Your browser has javascript turned off or blocked. This will lead to some parts of our website to not work properly or at all. Turn on javascript for best performance.

The browser you are using is not supported by this website. All versions of Internet Explorer are no longer supported, either by us or Microsoft (read more here: https://www.microsoft.com/en-us/microsoft-365/windows/end-of-ie-support).

Please use a modern browser to fully experience our website, such as the newest versions of Edge, Chrome, Firefox or Safari etc.

Tina Rönn

Tina Rönn

Assistant researcher

Tina Rönn

Genome-wide DNA methylation analysis of human pancreatic islets from type 2 diabetic and non-diabetic donors identifies candidate genes that influence insulin secretion.

Author

  • Tasnim Dayeh
  • Petr Volkov
  • Sofia Salö
  • Elin Hall
  • Emma A Nilsson
  • Anders H Olsson
  • Clare L Kirkpatrick
  • Claes Wollheim
  • Lena Eliasson
  • Tina Rönn
  • Karl Bacos
  • Charlotte Ling

Summary, in English

Impaired insulin secretion is a hallmark of type 2 diabetes (T2D). Epigenetics may affect disease susceptibility. To describe the human methylome in pancreatic islets and determine the epigenetic basis of T2D, we analyzed DNA methylation of 479,927 CpG sites and the transcriptome in pancreatic islets from T2D and non-diabetic donors. We provide a detailed map of the global DNA methylation pattern in human islets, β- and α-cells. Genomic regions close to the transcription start site showed low degrees of methylation and regions further away from the transcription start site such as the gene body, 3'UTR and intergenic regions showed a higher degree of methylation. While CpG islands were hypomethylated, the surrounding 2 kb shores showed an intermediate degree of methylation, whereas regions further away (shelves and open sea) were hypermethylated in human islets, β- and α-cells. We identified 1,649 CpG sites and 853 genes, including TCF7L2, FTO and KCNQ1, with differential DNA methylation in T2D islets after correction for multiple testing. The majority of the differentially methylated CpG sites had an intermediate degree of methylation and were underrepresented in CpG islands (∼7%) and overrepresented in the open sea (∼60%). 102 of the differentially methylated genes, including CDKN1A, PDE7B, SEPT9 and EXOC3L2, were differentially expressed in T2D islets. Methylation of CDKN1A and PDE7B promoters in vitro suppressed their transcriptional activity.
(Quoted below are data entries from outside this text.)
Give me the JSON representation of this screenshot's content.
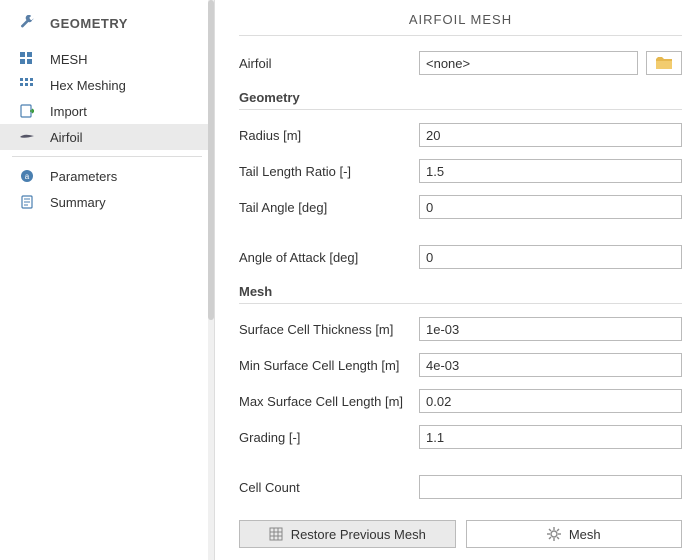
{
  "sidebar": {
    "header": "GEOMETRY",
    "items": [
      {
        "label": "MESH"
      },
      {
        "label": "Hex Meshing"
      },
      {
        "label": "Import"
      },
      {
        "label": "Airfoil"
      }
    ],
    "items2": [
      {
        "label": "Parameters"
      },
      {
        "label": "Summary"
      }
    ]
  },
  "main": {
    "title": "AIRFOIL MESH",
    "airfoil_label": "Airfoil",
    "airfoil_value": "<none>",
    "geometry_header": "Geometry",
    "radius_label": "Radius [m]",
    "radius_value": "20",
    "tail_length_label": "Tail Length Ratio [-]",
    "tail_length_value": "1.5",
    "tail_angle_label": "Tail Angle [deg]",
    "tail_angle_value": "0",
    "aoa_label": "Angle of Attack [deg]",
    "aoa_value": "0",
    "mesh_header": "Mesh",
    "surf_thick_label": "Surface Cell Thickness [m]",
    "surf_thick_value": "1e-03",
    "min_surf_label": "Min Surface Cell Length [m]",
    "min_surf_value": "4e-03",
    "max_surf_label": "Max Surface Cell Length [m]",
    "max_surf_value": "0.02",
    "grading_label": "Grading [-]",
    "grading_value": "1.1",
    "cell_count_label": "Cell Count",
    "cell_count_value": "",
    "restore_label": "Restore Previous Mesh",
    "mesh_button_label": "Mesh"
  }
}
Functional analyses demonstrated that identified candidate genes affect pancreatic β- and α-cells as Exoc3l silencing reduced exocytosis and overexpression of Cdkn1a, Pde7b and Sept9 perturbed insulin and glucagon secretion in clonal β- and α-cells, respectively. Together, our data can serve as a reference methylome in human islets. We provide new target genes with altered DNA methylation and expression in human T2D islets that contribute to perturbed insulin and glucagon secretion. These results highlight the importance of epigenetics in the pathogenesis of T2D.

Department/s
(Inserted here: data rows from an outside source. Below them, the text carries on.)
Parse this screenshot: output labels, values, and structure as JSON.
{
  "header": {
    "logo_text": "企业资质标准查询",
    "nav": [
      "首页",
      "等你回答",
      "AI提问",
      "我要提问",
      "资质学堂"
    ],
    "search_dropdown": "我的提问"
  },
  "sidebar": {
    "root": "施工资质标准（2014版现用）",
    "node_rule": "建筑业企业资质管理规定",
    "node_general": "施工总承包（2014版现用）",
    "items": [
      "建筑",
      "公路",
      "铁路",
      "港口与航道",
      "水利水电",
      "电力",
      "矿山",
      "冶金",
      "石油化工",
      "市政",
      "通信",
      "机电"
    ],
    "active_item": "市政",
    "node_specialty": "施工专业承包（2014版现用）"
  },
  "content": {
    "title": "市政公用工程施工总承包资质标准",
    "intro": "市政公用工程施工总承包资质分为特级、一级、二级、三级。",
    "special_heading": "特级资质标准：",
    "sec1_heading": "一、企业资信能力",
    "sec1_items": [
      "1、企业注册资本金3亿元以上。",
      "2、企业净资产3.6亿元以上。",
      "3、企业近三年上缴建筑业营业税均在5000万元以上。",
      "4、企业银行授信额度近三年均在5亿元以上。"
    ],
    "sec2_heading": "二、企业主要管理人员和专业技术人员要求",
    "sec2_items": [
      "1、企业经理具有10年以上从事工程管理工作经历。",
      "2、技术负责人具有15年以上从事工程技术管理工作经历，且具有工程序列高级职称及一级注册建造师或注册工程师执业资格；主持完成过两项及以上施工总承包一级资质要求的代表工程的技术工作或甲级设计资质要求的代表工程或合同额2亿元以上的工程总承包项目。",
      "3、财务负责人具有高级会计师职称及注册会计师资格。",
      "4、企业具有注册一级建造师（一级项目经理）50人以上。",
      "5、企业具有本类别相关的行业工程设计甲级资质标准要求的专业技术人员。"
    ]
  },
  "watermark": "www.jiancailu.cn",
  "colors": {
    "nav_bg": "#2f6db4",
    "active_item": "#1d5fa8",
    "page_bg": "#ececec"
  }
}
  • Genomics, Diabetes and Endocrinology
  • Diabetes - Epigenetics
  • Diabetes - Islet Cell Exocytosis
  • EXODIAB: Excellence in Diabetes Research in Sweden
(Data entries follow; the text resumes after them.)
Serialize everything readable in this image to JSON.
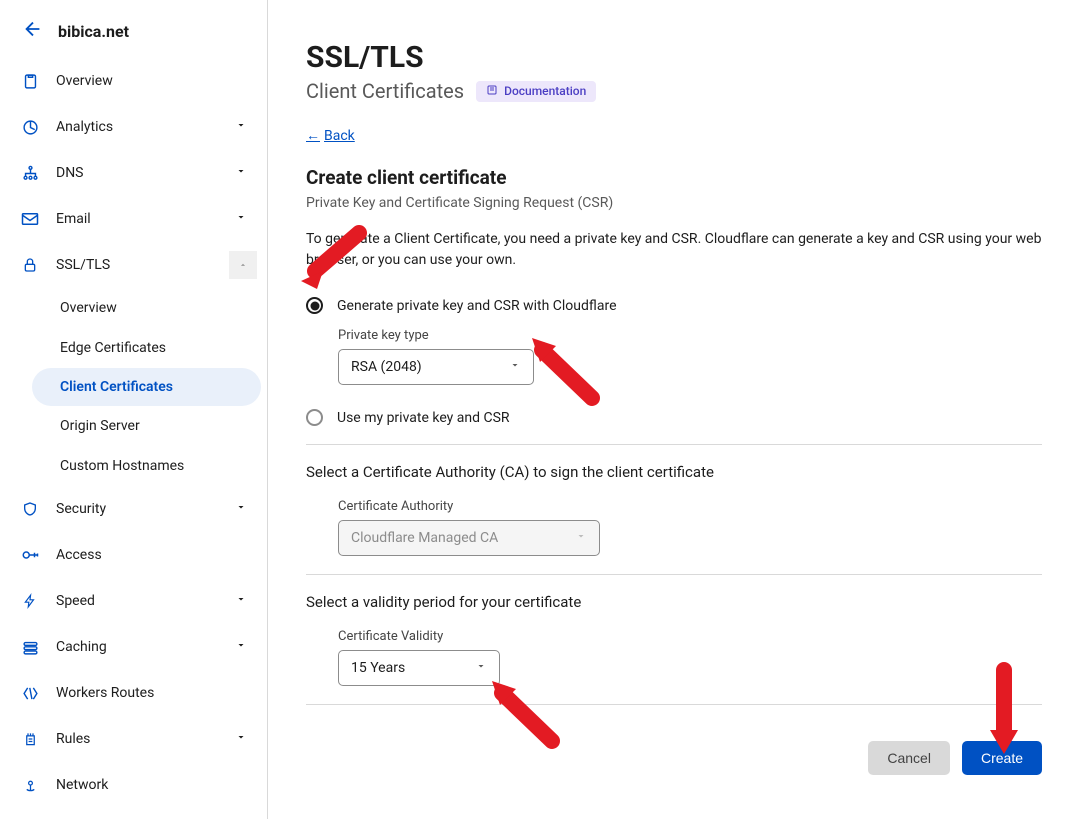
{
  "domainHeader": {
    "name": "bibica.net"
  },
  "sidebar": {
    "items": [
      {
        "label": "Overview"
      },
      {
        "label": "Analytics"
      },
      {
        "label": "DNS"
      },
      {
        "label": "Email"
      },
      {
        "label": "SSL/TLS"
      },
      {
        "label": "Security"
      },
      {
        "label": "Access"
      },
      {
        "label": "Speed"
      },
      {
        "label": "Caching"
      },
      {
        "label": "Workers Routes"
      },
      {
        "label": "Rules"
      },
      {
        "label": "Network"
      }
    ],
    "sslSub": [
      {
        "label": "Overview"
      },
      {
        "label": "Edge Certificates"
      },
      {
        "label": "Client Certificates"
      },
      {
        "label": "Origin Server"
      },
      {
        "label": "Custom Hostnames"
      }
    ]
  },
  "page": {
    "title": "SSL/TLS",
    "subtitle": "Client Certificates",
    "docLabel": "Documentation",
    "backLabel": "Back",
    "heading": "Create client certificate",
    "subhead": "Private Key and Certificate Signing Request (CSR)",
    "description": "To generate a Client Certificate, you need a private key and CSR. Cloudflare can generate a key and CSR using your web browser, or you can use your own.",
    "radioGenerate": "Generate private key and CSR with Cloudflare",
    "keyTypeLabel": "Private key type",
    "keyTypeValue": "RSA (2048)",
    "radioOwn": "Use my private key and CSR",
    "caHeading": "Select a Certificate Authority (CA) to sign the client certificate",
    "caLabel": "Certificate Authority",
    "caValue": "Cloudflare Managed CA",
    "validityHeading": "Select a validity period for your certificate",
    "validityLabel": "Certificate Validity",
    "validityValue": "15 Years",
    "cancelLabel": "Cancel",
    "createLabel": "Create"
  }
}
Publishing year

2014

Language

English

Publication/Series

PLoS Genetics

Volume

10

Issue

3

Document type

Journal article

Publisher

Public Library of Science

Topic

  • Endocrinology and Diabetes

Status

Published

Research group

  • Genomics, Diabetes and Endocrinology
  • Diabetes - Epigenetics
  • Diabetes - Islet Cell Exocytosis

ISBN/ISSN/Other

  • ISSN: 1553-7404